----- INPUT FOR THIS TASK -----

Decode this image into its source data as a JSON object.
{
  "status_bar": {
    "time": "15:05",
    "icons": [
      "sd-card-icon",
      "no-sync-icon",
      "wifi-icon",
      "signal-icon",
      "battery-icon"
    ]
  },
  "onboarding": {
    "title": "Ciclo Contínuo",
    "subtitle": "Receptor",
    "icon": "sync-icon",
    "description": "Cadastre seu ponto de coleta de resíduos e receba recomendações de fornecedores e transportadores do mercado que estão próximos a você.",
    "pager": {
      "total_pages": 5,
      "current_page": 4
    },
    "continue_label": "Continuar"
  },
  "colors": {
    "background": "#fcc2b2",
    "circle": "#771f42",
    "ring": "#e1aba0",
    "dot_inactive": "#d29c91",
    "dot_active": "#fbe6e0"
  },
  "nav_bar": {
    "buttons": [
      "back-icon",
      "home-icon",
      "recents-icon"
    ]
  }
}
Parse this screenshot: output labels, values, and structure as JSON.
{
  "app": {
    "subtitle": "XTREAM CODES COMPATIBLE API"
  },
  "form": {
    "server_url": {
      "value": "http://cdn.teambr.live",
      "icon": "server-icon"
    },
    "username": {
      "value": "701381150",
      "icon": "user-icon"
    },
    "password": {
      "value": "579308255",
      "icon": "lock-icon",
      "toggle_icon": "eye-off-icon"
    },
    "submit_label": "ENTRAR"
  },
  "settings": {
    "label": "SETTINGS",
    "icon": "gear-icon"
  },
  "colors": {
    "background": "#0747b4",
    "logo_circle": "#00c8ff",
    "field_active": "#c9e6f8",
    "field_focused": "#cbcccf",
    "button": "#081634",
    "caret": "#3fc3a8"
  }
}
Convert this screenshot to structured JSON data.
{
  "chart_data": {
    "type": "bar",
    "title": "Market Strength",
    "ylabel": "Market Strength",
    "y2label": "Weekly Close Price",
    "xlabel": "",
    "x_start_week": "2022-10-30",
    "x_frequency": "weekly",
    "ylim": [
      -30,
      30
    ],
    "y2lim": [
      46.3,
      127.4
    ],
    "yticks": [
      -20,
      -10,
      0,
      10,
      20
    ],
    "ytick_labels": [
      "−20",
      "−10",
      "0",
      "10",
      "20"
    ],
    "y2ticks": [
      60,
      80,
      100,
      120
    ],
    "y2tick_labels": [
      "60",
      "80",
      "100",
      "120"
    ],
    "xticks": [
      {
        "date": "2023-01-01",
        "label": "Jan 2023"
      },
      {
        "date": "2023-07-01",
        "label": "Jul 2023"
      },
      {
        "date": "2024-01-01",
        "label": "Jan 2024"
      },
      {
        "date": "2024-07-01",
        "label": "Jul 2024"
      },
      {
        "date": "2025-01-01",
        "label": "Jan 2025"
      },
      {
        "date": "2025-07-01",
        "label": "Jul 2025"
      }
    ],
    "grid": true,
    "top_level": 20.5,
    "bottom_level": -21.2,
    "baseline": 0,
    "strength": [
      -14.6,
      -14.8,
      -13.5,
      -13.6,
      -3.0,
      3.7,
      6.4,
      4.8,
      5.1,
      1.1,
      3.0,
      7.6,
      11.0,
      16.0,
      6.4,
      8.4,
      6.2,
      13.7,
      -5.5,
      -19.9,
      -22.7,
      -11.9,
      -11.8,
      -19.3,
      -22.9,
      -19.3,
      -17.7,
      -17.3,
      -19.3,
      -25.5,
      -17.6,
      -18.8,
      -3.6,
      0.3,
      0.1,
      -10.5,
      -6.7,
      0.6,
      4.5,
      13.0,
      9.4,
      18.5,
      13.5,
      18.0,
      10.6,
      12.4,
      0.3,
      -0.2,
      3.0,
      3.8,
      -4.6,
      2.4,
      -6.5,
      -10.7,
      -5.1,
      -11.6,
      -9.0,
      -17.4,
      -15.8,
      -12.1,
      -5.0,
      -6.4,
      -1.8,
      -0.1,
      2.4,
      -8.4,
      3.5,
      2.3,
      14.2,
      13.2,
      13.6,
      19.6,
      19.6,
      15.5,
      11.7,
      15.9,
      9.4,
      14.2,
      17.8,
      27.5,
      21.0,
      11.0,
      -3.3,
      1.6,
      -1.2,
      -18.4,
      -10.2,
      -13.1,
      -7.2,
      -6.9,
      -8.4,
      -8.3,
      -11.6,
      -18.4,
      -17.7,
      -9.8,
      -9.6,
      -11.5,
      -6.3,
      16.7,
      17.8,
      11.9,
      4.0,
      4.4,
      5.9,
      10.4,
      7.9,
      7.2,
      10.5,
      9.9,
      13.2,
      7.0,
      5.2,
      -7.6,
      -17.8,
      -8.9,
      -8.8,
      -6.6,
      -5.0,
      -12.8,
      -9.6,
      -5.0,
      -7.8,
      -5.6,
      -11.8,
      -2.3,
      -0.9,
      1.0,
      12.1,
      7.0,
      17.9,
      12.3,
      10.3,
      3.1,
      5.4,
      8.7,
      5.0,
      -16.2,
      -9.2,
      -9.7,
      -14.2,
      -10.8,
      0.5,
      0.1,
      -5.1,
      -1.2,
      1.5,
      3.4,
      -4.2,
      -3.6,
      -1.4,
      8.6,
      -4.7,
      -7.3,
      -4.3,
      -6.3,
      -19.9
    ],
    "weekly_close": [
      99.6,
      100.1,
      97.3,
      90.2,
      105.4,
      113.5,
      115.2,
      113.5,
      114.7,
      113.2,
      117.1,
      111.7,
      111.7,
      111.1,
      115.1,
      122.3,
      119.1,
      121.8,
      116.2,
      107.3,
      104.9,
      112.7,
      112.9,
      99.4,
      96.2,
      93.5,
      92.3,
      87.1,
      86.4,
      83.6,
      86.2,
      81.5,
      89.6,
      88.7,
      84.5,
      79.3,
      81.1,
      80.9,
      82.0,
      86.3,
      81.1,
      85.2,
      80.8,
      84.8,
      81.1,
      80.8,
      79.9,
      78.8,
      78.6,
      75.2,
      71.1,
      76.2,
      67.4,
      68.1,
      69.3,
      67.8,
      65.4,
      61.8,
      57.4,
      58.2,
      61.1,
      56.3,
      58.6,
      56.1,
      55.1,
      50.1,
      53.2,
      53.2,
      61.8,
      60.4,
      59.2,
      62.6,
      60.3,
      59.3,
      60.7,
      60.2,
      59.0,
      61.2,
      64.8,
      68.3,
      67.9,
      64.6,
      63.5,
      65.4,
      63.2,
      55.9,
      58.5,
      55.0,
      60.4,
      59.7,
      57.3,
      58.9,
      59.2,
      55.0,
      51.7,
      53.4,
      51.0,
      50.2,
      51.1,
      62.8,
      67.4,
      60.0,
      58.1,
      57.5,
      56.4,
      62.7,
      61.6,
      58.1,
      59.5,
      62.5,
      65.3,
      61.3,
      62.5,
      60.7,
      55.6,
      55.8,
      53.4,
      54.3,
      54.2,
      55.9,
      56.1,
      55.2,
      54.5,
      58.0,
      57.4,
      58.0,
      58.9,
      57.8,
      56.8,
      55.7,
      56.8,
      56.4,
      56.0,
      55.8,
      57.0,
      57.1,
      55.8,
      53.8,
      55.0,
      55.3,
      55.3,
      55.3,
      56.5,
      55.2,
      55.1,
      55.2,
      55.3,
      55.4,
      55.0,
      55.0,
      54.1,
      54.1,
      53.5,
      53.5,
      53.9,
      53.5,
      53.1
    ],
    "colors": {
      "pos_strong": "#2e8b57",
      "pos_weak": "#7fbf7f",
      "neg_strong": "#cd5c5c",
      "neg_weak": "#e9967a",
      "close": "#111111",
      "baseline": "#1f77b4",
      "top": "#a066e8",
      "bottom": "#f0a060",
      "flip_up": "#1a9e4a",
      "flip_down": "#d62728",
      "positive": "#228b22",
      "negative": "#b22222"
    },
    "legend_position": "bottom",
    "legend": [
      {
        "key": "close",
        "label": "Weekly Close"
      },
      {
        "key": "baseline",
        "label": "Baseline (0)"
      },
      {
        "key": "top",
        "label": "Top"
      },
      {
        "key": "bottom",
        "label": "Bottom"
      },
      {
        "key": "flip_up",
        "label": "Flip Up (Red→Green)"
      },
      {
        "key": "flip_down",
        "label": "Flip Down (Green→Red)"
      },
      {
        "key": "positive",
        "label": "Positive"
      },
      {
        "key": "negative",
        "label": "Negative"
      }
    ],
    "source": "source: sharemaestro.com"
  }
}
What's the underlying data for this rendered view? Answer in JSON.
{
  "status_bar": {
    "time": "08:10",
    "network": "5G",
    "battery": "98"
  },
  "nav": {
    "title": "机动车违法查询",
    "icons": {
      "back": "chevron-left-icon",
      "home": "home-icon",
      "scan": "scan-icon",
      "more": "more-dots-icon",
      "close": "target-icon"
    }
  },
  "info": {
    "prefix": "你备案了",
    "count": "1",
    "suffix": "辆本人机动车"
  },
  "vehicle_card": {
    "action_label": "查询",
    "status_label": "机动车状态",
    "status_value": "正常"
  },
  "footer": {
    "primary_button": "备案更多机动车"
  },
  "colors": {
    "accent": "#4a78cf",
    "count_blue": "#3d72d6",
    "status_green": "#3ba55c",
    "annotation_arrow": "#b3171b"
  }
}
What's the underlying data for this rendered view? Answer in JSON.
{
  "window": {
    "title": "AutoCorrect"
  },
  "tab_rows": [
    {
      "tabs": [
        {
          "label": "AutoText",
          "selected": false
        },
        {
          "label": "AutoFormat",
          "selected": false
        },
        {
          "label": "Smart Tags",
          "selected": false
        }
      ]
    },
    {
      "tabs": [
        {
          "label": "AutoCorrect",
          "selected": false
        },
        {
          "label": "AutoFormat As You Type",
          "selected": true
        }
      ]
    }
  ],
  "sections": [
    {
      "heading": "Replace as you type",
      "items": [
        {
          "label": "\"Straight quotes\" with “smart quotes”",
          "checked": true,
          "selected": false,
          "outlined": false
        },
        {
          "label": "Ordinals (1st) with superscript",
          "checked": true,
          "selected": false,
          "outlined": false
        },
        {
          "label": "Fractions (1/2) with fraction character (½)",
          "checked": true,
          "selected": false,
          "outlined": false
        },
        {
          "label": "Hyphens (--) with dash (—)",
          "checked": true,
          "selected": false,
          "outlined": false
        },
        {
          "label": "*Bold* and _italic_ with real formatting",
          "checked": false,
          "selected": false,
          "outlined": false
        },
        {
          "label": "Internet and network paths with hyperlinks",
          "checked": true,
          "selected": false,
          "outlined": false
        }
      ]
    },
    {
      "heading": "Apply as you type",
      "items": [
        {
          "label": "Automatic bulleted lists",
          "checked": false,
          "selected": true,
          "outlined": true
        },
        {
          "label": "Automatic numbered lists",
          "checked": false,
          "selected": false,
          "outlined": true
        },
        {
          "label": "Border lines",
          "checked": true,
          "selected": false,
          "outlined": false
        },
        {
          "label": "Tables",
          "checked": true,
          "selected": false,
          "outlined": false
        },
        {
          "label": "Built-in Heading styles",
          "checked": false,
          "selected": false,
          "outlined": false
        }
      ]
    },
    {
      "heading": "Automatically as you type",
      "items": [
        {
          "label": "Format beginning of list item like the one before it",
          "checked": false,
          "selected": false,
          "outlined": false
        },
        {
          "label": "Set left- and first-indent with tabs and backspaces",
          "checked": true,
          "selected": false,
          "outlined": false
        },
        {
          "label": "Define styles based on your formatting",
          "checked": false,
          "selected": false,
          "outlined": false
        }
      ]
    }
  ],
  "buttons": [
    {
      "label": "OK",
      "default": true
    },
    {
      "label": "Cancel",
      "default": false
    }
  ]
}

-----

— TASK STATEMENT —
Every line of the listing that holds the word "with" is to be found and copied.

— THE COMPLETED TASK —
          "label": "\"Straight quotes\" with “smart quotes”",
          "label": "Ordinals (1st) with superscript",
          "label": "Fractions (1/2) with fraction character (½)",
          "label": "Hyphens (--) with dash (—)",
          "label": "*Bold* and _italic_ with real formatting",
          "label": "Internet and network paths with hyperlinks",
          "label": "Set left- and first-indent with tabs and backspaces",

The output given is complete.